How to complete this task »
Give back the entries that follow exactly as written. Any picture gets left out.

[Collected data entries]
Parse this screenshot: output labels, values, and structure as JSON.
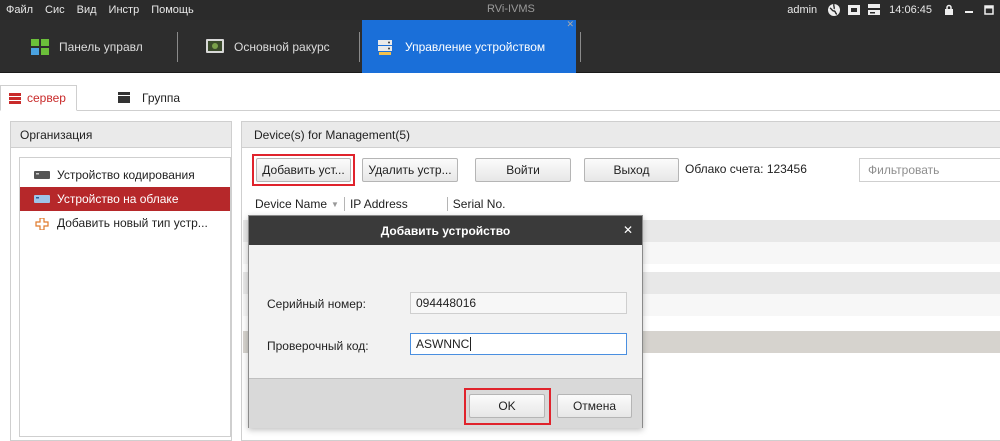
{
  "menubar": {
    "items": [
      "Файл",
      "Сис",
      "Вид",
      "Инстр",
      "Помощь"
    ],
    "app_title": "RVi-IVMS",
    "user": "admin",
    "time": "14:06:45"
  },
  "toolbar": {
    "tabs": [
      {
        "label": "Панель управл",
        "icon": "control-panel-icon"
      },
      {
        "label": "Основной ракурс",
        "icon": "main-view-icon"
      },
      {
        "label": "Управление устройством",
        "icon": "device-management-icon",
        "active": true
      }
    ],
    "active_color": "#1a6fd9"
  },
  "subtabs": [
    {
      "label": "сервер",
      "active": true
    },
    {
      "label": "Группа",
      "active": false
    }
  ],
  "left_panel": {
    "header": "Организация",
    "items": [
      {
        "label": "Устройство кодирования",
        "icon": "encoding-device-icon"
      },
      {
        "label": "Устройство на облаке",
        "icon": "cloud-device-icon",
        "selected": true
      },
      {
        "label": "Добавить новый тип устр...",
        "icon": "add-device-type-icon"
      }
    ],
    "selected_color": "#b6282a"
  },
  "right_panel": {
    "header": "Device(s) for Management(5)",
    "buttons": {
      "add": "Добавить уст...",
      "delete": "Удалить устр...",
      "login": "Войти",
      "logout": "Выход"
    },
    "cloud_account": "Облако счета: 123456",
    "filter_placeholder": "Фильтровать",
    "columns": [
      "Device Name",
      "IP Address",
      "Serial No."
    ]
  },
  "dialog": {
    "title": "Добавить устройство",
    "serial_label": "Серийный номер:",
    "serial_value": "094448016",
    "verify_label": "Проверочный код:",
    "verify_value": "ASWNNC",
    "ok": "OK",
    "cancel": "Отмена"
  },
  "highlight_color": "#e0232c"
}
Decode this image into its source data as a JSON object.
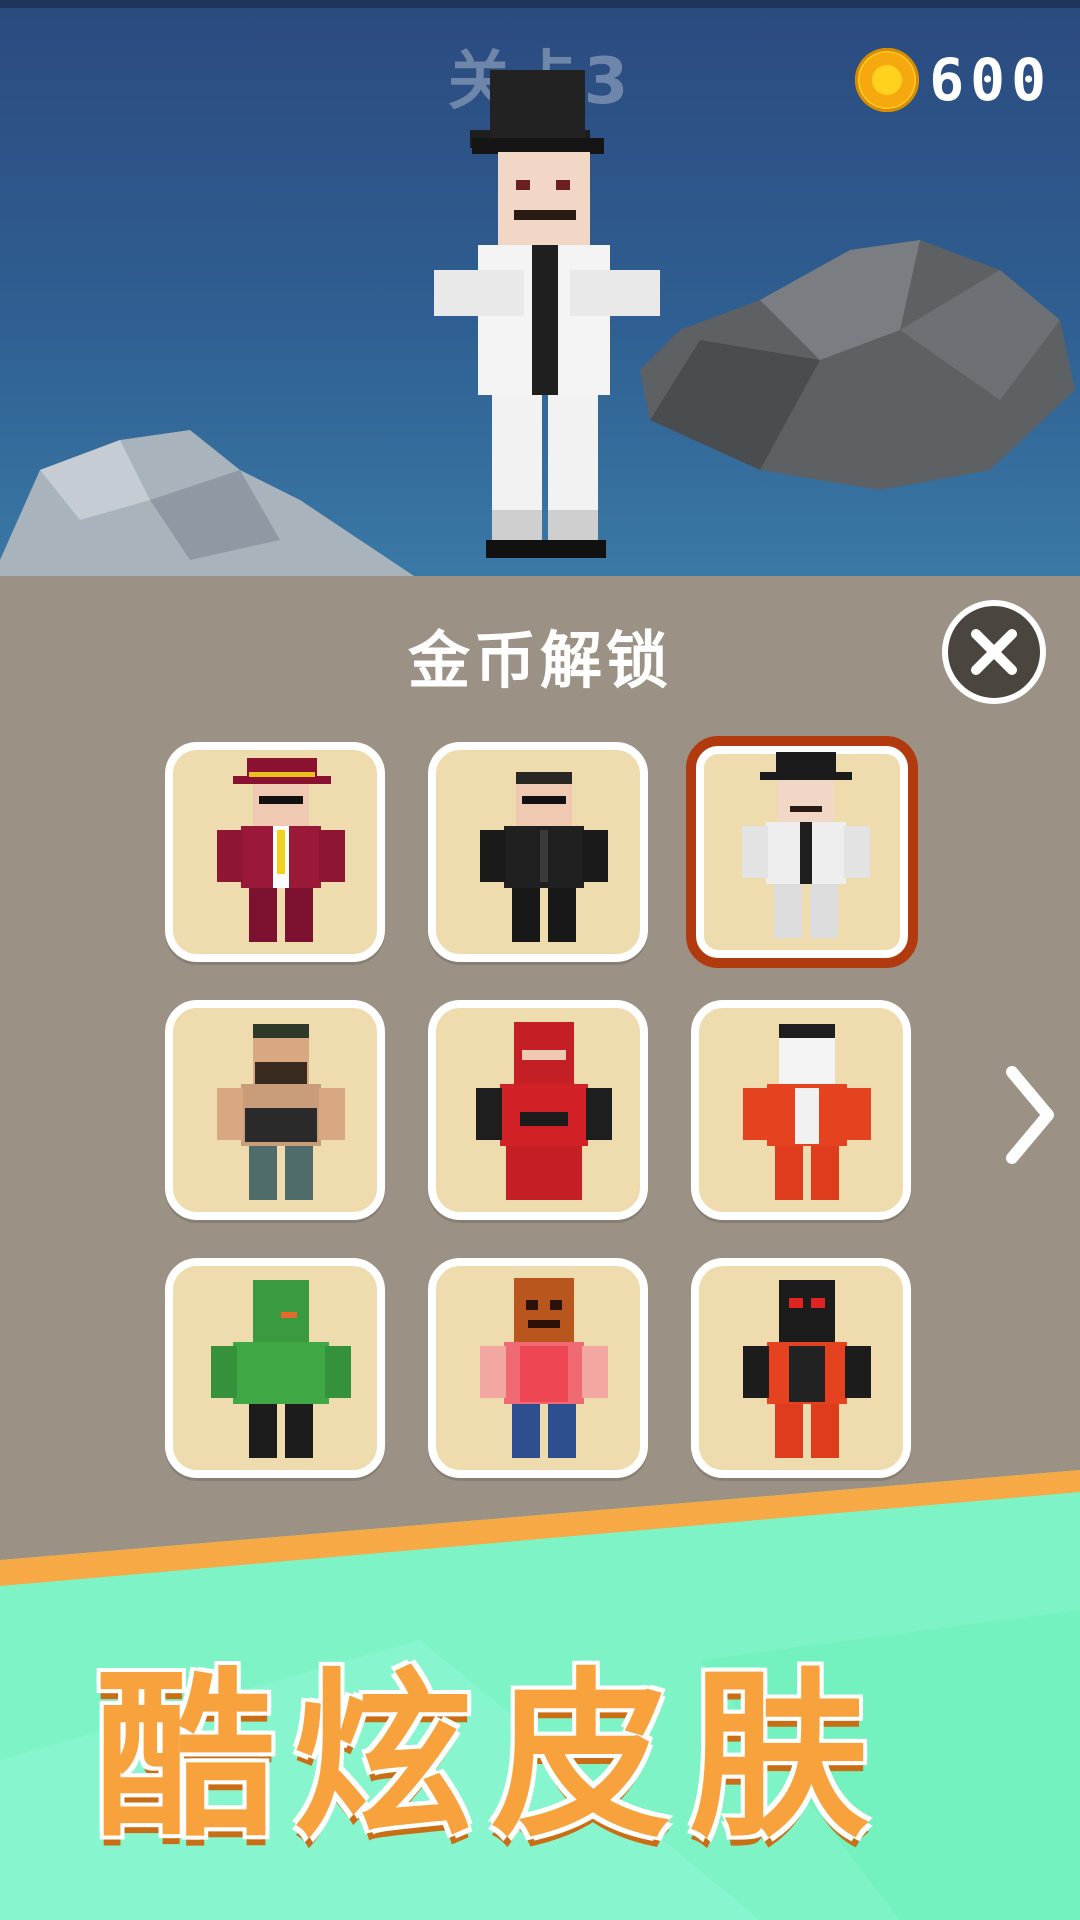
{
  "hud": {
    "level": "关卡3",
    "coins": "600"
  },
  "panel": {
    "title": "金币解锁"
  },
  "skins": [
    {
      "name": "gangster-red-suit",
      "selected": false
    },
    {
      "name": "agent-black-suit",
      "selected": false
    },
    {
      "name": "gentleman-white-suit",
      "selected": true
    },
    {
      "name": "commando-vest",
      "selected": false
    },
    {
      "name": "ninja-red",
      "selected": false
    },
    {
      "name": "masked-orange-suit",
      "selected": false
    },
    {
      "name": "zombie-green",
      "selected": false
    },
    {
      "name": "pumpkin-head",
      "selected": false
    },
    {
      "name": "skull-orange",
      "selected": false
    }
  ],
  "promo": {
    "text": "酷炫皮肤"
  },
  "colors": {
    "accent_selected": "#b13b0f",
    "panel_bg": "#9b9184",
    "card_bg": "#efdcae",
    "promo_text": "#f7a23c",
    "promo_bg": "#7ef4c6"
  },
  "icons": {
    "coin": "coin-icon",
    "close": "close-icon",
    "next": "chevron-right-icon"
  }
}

Output for this exercise »
Parse this screenshot: output labels, values, and structure as JSON.
{
  "menubar": {
    "items": [
      "Файл",
      "Сис",
      "Вид",
      "Инстр",
      "Помощь"
    ],
    "app_title": "RVi-IVMS",
    "user": "admin",
    "time": "14:06:45"
  },
  "toolbar": {
    "tabs": [
      {
        "label": "Панель управл",
        "icon": "control-panel-icon"
      },
      {
        "label": "Основной ракурс",
        "icon": "main-view-icon"
      },
      {
        "label": "Управление устройством",
        "icon": "device-management-icon",
        "active": true
      }
    ],
    "active_color": "#1a6fd9"
  },
  "subtabs": [
    {
      "label": "сервер",
      "active": true
    },
    {
      "label": "Группа",
      "active": false
    }
  ],
  "left_panel": {
    "header": "Организация",
    "items": [
      {
        "label": "Устройство кодирования",
        "icon": "encoding-device-icon"
      },
      {
        "label": "Устройство на облаке",
        "icon": "cloud-device-icon",
        "selected": true
      },
      {
        "label": "Добавить новый тип устр...",
        "icon": "add-device-type-icon"
      }
    ],
    "selected_color": "#b6282a"
  },
  "right_panel": {
    "header": "Device(s) for Management(5)",
    "buttons": {
      "add": "Добавить уст...",
      "delete": "Удалить устр...",
      "login": "Войти",
      "logout": "Выход"
    },
    "cloud_account": "Облако счета: 123456",
    "filter_placeholder": "Фильтровать",
    "columns": [
      "Device Name",
      "IP Address",
      "Serial No."
    ]
  },
  "dialog": {
    "title": "Добавить устройство",
    "serial_label": "Серийный номер:",
    "serial_value": "094448016",
    "verify_label": "Проверочный код:",
    "verify_value": "ASWNNC",
    "ok": "OK",
    "cancel": "Отмена"
  },
  "highlight_color": "#e0232c"
}
Decode this image into its source data as a JSON object.
{
  "hud": {
    "level": "关卡3",
    "coins": "600"
  },
  "panel": {
    "title": "金币解锁"
  },
  "skins": [
    {
      "name": "gangster-red-suit",
      "selected": false
    },
    {
      "name": "agent-black-suit",
      "selected": false
    },
    {
      "name": "gentleman-white-suit",
      "selected": true
    },
    {
      "name": "commando-vest",
      "selected": false
    },
    {
      "name": "ninja-red",
      "selected": false
    },
    {
      "name": "masked-orange-suit",
      "selected": false
    },
    {
      "name": "zombie-green",
      "selected": false
    },
    {
      "name": "pumpkin-head",
      "selected": false
    },
    {
      "name": "skull-orange",
      "selected": false
    }
  ],
  "promo": {
    "text": "酷炫皮肤"
  },
  "colors": {
    "accent_selected": "#b13b0f",
    "panel_bg": "#9b9184",
    "card_bg": "#efdcae",
    "promo_text": "#f7a23c",
    "promo_bg": "#7ef4c6"
  },
  "icons": {
    "coin": "coin-icon",
    "close": "close-icon",
    "next": "chevron-right-icon"
  }
}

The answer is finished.